  • 3/4 cup flour
  • 1 teaspoon garlic powder
  • 1 teaspoon onion powder
  • 1/2 teaspoon salt

For egg batter

  • 8 eggs, yolks separated from whites
  • 2 teaspoons baking powder
  • 1 teaspoon onion powder
  • 1 teaspoon garlic powder
  • 1 teaspoon salt  cup of olive oil (divided)

If you’ve purchased your green chiles already roasted and peeled, skip the first step.

  1. Place 3 to 4 fresh green chiles on a hot griddle, flipping from side to side until fully charred. Continue with all chiles. Place in a bowl with a lid to help keep the heat in so they can sweat. Thirty minutes later, peel all the charred skin off the chiles.
  2. Cut a two-inch-long incision down the center of each chile. Place one to two pieces of cheese inside, depending on the size (take turns between cheddar and asadero, or combine them). Carefully pull the incision together.
  3. In a separate bowl, mix flour with garlic powder, onion powder, and salt. While keeping the cheese inside, dredge the chile in the flour mixture, using a fork to cover any missed spots.
  4. Place egg whites in a bowl and beat on high, adding the baking powder. When firm like a meringue, add egg yolks, onion and garlic powder, and salt. Mix for 30 more seconds until fully incorporated.
  5. Spread two tablespoons of olive oil in a large frying pan and turn on medium heat. Test a droplet of batter. It’ll sizzle when ready. Holding it by the stem, and taking care to keep the incision closed, dunk one chile into the egg batter, coating it fully, using a fork to cover the surface. Place chile in the pan and cook two minutes on each side, turning it over with a spatula when golden brown. Repeat.

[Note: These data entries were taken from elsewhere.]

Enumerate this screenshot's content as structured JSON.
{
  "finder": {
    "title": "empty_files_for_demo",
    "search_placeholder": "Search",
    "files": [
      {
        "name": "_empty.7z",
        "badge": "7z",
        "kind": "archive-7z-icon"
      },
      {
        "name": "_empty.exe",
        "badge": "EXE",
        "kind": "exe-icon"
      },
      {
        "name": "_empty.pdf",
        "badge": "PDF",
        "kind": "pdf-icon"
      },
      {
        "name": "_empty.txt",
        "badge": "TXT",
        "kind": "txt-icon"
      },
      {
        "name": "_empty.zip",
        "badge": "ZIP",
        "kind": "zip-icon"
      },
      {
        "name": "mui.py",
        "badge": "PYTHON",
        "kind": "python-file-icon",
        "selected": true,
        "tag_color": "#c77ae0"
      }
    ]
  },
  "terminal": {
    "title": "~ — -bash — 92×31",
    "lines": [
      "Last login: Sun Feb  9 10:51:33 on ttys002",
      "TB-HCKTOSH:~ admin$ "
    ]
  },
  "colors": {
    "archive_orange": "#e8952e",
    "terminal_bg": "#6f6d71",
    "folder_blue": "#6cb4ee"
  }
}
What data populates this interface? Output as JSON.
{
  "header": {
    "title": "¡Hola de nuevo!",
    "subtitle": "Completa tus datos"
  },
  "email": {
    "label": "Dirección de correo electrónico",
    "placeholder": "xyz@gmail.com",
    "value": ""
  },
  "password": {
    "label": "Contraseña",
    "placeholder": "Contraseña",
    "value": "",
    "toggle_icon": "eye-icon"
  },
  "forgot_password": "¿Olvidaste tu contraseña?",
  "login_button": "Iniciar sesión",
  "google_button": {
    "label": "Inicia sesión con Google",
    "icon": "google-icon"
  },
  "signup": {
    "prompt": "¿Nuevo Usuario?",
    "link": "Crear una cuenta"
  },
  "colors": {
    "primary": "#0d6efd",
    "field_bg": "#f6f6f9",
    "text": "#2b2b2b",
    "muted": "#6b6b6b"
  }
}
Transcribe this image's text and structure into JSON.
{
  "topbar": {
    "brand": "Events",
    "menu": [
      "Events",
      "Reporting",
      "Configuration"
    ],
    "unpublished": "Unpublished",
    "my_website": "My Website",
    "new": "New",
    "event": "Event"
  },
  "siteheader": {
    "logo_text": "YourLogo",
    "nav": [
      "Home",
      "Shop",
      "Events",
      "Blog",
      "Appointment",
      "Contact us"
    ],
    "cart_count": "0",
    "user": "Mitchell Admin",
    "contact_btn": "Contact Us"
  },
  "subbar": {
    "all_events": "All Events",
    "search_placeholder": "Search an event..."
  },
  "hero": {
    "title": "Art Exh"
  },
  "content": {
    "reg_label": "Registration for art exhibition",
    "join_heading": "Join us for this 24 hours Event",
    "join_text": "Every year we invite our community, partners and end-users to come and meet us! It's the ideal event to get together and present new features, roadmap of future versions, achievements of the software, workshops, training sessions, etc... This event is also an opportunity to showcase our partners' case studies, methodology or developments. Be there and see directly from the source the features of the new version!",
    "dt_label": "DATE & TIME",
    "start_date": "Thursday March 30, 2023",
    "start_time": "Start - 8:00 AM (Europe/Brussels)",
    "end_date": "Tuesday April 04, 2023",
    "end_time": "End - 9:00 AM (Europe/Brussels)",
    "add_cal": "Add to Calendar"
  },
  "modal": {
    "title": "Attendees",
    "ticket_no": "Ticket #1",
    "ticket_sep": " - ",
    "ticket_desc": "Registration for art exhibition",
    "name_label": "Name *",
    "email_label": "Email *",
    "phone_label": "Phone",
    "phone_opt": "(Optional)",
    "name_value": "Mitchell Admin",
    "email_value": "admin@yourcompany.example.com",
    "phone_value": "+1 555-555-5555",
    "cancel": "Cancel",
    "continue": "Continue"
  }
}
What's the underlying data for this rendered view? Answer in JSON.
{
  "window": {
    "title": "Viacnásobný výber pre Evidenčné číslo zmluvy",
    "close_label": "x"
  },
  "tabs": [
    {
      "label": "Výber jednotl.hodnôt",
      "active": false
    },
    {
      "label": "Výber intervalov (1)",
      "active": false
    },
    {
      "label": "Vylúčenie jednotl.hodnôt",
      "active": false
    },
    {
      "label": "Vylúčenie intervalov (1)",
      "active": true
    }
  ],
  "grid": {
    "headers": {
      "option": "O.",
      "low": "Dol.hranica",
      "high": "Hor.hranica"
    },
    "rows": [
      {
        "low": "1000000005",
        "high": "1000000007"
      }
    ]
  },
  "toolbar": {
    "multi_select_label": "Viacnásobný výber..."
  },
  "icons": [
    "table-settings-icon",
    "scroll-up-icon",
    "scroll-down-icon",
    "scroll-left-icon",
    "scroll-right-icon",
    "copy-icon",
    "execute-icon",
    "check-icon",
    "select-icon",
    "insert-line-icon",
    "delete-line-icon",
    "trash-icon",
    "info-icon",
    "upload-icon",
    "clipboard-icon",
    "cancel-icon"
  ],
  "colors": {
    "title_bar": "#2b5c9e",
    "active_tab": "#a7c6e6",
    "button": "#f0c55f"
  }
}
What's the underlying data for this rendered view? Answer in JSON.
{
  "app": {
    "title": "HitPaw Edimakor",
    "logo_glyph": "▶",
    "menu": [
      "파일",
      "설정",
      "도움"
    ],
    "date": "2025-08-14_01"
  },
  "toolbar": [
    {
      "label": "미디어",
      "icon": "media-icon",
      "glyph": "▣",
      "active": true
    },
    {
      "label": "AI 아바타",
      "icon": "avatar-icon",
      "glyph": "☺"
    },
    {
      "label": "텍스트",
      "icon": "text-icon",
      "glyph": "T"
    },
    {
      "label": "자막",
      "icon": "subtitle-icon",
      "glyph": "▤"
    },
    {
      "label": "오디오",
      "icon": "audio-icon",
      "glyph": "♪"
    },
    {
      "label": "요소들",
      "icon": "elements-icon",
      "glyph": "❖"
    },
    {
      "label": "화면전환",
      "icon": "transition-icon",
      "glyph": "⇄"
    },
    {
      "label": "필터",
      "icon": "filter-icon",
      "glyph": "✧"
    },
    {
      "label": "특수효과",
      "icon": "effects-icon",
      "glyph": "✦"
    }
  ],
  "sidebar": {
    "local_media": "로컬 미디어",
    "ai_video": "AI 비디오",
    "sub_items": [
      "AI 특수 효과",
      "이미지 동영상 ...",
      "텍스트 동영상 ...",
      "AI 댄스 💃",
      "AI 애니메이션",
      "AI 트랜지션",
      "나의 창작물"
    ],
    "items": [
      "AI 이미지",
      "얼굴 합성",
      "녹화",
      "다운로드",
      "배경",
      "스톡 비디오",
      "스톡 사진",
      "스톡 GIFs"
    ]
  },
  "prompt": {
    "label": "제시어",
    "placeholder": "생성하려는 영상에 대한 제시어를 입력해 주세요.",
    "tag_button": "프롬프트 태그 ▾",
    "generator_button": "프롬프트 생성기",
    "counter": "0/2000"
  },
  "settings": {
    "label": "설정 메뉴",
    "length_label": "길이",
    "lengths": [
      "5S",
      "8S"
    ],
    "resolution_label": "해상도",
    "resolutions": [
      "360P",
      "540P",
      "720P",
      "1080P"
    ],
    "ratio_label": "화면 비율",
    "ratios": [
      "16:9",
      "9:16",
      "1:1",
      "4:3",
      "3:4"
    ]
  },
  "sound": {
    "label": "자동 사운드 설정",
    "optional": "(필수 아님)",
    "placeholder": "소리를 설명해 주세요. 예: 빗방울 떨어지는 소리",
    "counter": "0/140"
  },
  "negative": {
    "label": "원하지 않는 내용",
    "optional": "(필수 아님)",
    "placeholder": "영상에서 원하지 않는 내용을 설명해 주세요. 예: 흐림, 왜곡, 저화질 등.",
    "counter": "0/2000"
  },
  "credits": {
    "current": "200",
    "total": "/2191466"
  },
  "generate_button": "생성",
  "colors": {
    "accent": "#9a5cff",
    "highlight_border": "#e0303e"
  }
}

Mole Amarillo
Many people are used to a mole based on red chile and chocolate, but these traditional Mexican sauces come in lots of varieties and always make use of numerous fresh ingredients. Now is a great time to pick up fresh pumpkins at your farmers’ market, but we went with canned here.

Makes 4 cups

  • 1 white onion, quartered
  • 4 cloves of purple garlic
  • 3 tomatillos, halved
  • 4 dried pequin chiles
  • 1 cup boiling water
  • 5 whole allspice berries
  • 3 whole cloves
  • One 13-ounce can pureed organic pumpkin
  • 1/4 cup piñon nuts
  • 1/2 teaspoon cinnamon
  • 1/8  cup raw turbinado sugar
  • 3 cups vegetable broth
  • 1 1/2 teaspoons salt, more to taste
  1. On a griddle over medium heat, char onion, garlic, tomatillos, and chiles. Flip from side to side to cook evenly. Take chiles off (they cook the fastest), remove seeds and stems, and place them in 1 cup of boiling water. Cover. When garlic, onion, and tomatillos are fully charred, set aside. On same griddle, toast allspice berries for 1 minute.
  2. Place garlic, onion, tomatillos, allspice berries, cloves, pumpkin, piñons, cinnamon, sugar, broth, chiles,  cup of chile water, and salt in blender. Blend until smooth. Pour mixture through a strainer and discard any pulp. Simmer on low 30–45 minutes until thick and dark. Add salt to taste.